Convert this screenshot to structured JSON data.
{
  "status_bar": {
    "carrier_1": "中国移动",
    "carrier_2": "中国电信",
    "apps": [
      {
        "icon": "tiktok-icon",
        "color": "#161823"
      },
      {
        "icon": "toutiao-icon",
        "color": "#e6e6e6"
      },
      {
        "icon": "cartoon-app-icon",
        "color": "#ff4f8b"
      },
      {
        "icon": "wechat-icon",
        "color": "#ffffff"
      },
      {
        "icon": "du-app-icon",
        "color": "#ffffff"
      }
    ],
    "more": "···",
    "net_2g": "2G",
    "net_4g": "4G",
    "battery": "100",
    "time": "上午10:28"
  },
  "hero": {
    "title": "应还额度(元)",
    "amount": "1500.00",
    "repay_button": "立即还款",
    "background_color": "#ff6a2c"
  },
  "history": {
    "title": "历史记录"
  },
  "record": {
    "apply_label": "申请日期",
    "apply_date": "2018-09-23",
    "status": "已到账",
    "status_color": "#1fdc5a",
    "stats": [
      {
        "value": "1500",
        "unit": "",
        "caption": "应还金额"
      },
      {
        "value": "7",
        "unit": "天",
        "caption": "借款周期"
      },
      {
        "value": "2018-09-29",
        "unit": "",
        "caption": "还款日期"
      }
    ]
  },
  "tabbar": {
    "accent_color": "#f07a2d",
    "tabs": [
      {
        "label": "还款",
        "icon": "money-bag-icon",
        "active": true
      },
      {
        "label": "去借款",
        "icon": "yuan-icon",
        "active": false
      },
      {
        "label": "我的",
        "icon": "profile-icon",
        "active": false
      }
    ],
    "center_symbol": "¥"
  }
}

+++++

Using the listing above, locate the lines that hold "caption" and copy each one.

        "caption": "应还金额"
        "caption": "借款周期"
        "caption": "还款日期"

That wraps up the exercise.